Friday, May 30, 2008

Gardening, Again

Of all my personal victories, I find I'm liking the gardening the best.

I set as one of my goals to plant a garden and eat from it this summer. My house has a fantastic side yard that seems made for a little vegetable plot. I've lived there five years now, and every winter I promised myself a garden. And every summer I let myself get too busy.

But this peppers, yellow peppers, tomatoes, spinach, lettuce, green beans, corn, cantaloupes, watermelon. Some will grow. Some won't. Add in my cherry, plum and apple trees and I'll have some great salads with my summer barbeque. Only that's not the best part.

The second best part is I've found a level of meditation in the gardening. It's different from the peacefulness of still meditation or the centeredness of kata, walking or other moving meditation. This feels (although I've not studied the subject at all) more .... um...transcendental? I feel connected to the earth, the plants that grow to sustain my family. I feel the boundaries between self and other sort of fade. I know that makes me sound like some sort of druid, but there it is.

The best part is my grannie and grandad. I've mentioned it before in these blogs, but they had a great big garden when I was growing up. They know how to do this, and they come to help me at least once a week. And you know what? I love hoeing and planting and weeding with my grandparents, talking with them, learning from them, just being with them. It's a real gift to have that time.

Come August, it's gonna be me, my wife, my son, my grannie and grandad, my folks and grampa. It's gonna be barbeque burgers and brats, with a big green salad and watermelon. And homemade cherry ice cream (with cherries from my tree) for desert. And the dinner conversation will be all the better for the time I was able to spend with my family elders.

Thanks for listening.

Tuesday, May 20, 2008

Just One of those Things

I often ride my bike to and/or from my house to my karate school. It's just under 4 miles, with some good hills to keep me honest. Takes me about half an hour and is a pleasant ride overall.

Yesterday, I just happened to be riding that route on a hot day during the lunch rush hour. The trip is along a main road. At one point (Cornell Rd & Brookwood), it changes from trees on both sides to fields on both sides. Just like that. One side of Brookwood equals trees. The other side equals no trees.

For the first time, I noticed how far, far worse the air quality was on the no tree side of the road. Like walking into a smoky bar. Yeeeech.

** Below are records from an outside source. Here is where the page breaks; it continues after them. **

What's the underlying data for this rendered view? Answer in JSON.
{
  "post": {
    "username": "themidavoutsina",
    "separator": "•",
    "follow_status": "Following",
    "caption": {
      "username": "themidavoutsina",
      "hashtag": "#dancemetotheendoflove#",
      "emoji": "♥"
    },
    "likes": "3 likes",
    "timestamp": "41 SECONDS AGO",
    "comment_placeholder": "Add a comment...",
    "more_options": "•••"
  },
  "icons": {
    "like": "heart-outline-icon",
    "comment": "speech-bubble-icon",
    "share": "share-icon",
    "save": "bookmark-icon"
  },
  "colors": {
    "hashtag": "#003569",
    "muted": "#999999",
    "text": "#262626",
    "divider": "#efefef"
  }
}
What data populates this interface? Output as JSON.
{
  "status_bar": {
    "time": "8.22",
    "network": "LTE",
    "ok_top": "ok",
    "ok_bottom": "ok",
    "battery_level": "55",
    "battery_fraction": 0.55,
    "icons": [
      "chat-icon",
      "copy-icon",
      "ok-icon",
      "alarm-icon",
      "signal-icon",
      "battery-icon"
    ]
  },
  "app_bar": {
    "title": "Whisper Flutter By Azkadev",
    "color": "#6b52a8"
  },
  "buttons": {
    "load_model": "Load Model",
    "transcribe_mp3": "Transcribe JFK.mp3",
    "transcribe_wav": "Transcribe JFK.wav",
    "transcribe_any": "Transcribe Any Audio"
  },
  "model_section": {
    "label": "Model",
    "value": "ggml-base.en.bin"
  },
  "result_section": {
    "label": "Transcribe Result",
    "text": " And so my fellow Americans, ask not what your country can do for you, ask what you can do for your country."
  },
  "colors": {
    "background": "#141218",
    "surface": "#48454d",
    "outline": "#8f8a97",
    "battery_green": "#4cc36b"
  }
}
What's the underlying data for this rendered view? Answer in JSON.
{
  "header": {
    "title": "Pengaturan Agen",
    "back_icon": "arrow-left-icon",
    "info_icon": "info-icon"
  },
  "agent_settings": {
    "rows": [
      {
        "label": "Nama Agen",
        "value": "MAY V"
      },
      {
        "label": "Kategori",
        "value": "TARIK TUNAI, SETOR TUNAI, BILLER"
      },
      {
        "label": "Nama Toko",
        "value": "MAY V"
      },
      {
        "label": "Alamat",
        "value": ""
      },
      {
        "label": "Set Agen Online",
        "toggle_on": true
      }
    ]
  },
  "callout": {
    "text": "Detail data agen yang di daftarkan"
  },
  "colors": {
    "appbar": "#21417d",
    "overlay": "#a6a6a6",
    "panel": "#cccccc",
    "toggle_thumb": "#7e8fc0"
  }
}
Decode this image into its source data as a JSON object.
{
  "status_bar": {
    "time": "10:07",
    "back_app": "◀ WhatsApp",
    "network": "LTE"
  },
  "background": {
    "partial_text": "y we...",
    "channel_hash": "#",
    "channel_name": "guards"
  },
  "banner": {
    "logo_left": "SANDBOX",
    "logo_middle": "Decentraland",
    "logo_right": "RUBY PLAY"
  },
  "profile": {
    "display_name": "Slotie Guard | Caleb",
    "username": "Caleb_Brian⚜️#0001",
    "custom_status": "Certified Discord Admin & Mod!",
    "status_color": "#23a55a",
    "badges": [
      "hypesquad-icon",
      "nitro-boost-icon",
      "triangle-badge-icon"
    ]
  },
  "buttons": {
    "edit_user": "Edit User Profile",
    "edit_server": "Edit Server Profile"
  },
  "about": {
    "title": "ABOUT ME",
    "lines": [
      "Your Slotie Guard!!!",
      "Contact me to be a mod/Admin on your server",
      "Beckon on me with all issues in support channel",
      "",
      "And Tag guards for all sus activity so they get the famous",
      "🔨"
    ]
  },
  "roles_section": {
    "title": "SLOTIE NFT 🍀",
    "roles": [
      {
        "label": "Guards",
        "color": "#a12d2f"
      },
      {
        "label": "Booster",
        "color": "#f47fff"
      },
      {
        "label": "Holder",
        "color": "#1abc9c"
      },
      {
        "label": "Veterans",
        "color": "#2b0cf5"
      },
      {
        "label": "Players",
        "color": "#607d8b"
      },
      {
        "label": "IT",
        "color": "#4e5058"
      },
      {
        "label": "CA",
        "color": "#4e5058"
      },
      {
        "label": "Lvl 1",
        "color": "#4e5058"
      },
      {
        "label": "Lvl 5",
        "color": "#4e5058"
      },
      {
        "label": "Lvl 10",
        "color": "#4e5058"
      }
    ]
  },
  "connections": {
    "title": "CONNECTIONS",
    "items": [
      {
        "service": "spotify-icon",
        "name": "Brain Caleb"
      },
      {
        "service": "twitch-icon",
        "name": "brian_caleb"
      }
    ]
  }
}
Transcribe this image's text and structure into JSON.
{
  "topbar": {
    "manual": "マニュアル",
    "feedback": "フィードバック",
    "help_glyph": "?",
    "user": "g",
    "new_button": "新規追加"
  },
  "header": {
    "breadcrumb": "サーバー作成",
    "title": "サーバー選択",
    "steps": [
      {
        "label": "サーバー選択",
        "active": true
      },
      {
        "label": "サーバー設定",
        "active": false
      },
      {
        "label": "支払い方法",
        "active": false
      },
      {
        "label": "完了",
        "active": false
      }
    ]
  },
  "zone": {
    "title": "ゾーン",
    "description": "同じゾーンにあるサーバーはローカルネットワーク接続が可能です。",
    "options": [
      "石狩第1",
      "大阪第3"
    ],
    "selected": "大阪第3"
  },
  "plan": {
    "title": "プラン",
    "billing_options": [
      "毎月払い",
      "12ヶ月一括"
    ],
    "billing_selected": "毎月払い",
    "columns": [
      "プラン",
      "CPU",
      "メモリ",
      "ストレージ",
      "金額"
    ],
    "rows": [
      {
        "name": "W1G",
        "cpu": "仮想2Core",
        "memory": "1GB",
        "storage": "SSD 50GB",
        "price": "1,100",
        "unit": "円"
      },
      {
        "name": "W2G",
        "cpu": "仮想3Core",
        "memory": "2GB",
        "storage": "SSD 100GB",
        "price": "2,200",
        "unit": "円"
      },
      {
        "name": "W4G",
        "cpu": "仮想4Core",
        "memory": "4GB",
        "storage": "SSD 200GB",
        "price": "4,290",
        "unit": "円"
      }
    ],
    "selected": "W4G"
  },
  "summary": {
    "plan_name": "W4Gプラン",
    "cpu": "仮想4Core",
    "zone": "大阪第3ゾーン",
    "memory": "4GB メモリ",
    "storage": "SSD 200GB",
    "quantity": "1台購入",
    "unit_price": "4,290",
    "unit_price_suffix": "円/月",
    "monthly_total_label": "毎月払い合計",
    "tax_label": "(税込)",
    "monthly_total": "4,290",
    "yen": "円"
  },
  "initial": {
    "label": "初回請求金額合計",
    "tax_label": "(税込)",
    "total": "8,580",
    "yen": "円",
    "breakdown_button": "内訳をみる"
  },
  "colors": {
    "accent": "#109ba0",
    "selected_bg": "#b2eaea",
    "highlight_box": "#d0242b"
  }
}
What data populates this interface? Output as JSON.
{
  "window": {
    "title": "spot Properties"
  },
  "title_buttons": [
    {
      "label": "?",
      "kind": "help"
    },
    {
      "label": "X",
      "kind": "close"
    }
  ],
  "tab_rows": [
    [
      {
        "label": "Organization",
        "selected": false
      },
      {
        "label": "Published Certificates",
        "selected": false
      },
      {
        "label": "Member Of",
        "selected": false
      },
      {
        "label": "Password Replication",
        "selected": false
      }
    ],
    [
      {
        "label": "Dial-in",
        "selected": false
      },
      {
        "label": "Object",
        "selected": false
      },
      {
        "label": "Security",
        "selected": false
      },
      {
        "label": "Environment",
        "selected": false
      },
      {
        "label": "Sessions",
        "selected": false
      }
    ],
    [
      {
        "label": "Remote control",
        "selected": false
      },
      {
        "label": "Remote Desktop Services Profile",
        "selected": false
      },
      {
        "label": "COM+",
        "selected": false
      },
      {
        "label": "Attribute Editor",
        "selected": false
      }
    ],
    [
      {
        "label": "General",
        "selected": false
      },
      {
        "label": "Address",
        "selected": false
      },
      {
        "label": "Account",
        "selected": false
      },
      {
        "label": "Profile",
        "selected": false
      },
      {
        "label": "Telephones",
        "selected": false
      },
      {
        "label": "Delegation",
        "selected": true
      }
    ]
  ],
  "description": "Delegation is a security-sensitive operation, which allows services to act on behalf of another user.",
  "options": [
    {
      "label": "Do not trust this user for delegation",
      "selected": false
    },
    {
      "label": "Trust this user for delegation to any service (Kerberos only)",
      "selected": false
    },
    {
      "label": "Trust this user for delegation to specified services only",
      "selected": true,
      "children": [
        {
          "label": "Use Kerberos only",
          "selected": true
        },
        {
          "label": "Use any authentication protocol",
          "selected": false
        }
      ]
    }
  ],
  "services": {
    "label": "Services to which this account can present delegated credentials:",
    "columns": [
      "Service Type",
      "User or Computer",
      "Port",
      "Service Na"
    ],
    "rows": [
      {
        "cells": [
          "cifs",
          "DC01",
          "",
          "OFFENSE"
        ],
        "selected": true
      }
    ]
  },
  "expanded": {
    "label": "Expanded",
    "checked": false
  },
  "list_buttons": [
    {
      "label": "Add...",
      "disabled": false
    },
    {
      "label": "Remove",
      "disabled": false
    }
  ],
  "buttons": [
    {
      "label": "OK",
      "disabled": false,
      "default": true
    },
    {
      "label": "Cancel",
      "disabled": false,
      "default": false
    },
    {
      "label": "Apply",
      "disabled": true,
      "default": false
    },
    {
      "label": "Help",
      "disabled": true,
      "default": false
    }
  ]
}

This is something I knew intellectually, but hadn't ever groked in its fullest until just yesterday.

I love what than happens. Even when the discovery isn't the world's most pleasant.

Thanks for listening.

Friday, May 16, 2008

Well, That Went Well

Today is parent-teacher conferences in our school district, which means kids get two days off from school. We'll scoot right on by how in my day, we got one afternoon off, tops, and now these younglings are getting entire days.


We do camps on no-school days. Often, it's a very structured thing. Half-hour increments. Lots of guided activities. Goal setting. They're good camps, if I do say so myself.

Today, though, I'd been thinking about Last Child in the Woods. So what did we do? We played outside. We...

  • Dug in a mud puddle.
  • Dug a trench to turn that puddle into a stream.
  • Built a dam for the stream.
  • Explored a riverbed.
  • Did a scavenger hunt for things like the smoothest rock or the twistiest branch.
  • Learned a little about stinging nettles.
  • Lay on the grass and looked at clouds.
  • etc., etc.

I could see in the students how important (and probably rare) that time was. We had fewer arguments, more enthusiasm, better teamwork. And we had FUN. I'd forgotten how great it is to play in the mud.

I wouldn't do this sort of thing every day. The structure is important (not to mention a prime selling point). But once in a while, we will be doing this again.

Thanks for listening.

Tuesday, May 6, 2008

Change is the Only Constant

I've spoken to many about this already, but it's time to go public.

I'm winding down my studio, moving into a space where it's no longer my source of income. There are many reasons for this. I never did get the money good and strong, which makes the coming recession a little scarier than I wish to deal with. I don't like how many hours it takes in the evening, when my son is out of school and not in bed. I've had a good run and feel fine about how it's gone, overall, but it's time to move on.

How does this affect UBBT? Ironically, the only concern I've had about the program is how somebody who's not a full time martial artist could ever find the hours in the day. I guess I'm about to find out.

Right now I'm adjusting some of my goals. The accumulations are fine: I can make time for 150 pushups and 3 reps per day no trouble. Reading? Check. My acts of kindness and catalyzed acts already runneth over. No worries there. Living heroes/train with a master/meditate? Also fine.

The big changes will mostly be in my personal victories. I've already accomplished a few, and some I'm keeping, but I'll need to shift some. Two, especially, were about business goals.

The important thing is to take the hits and keep moving forward. My program will continue to exist. Instead of being The Man, I'll be on a board of directors. Instead of counting on it for my daily bread, I'll work a job and do my karate for the love of the art. I have to say I'm looking forward to it.

Now, after 5 years of business ownership, we'll see how well I do with having a boss....

Thanks for listening.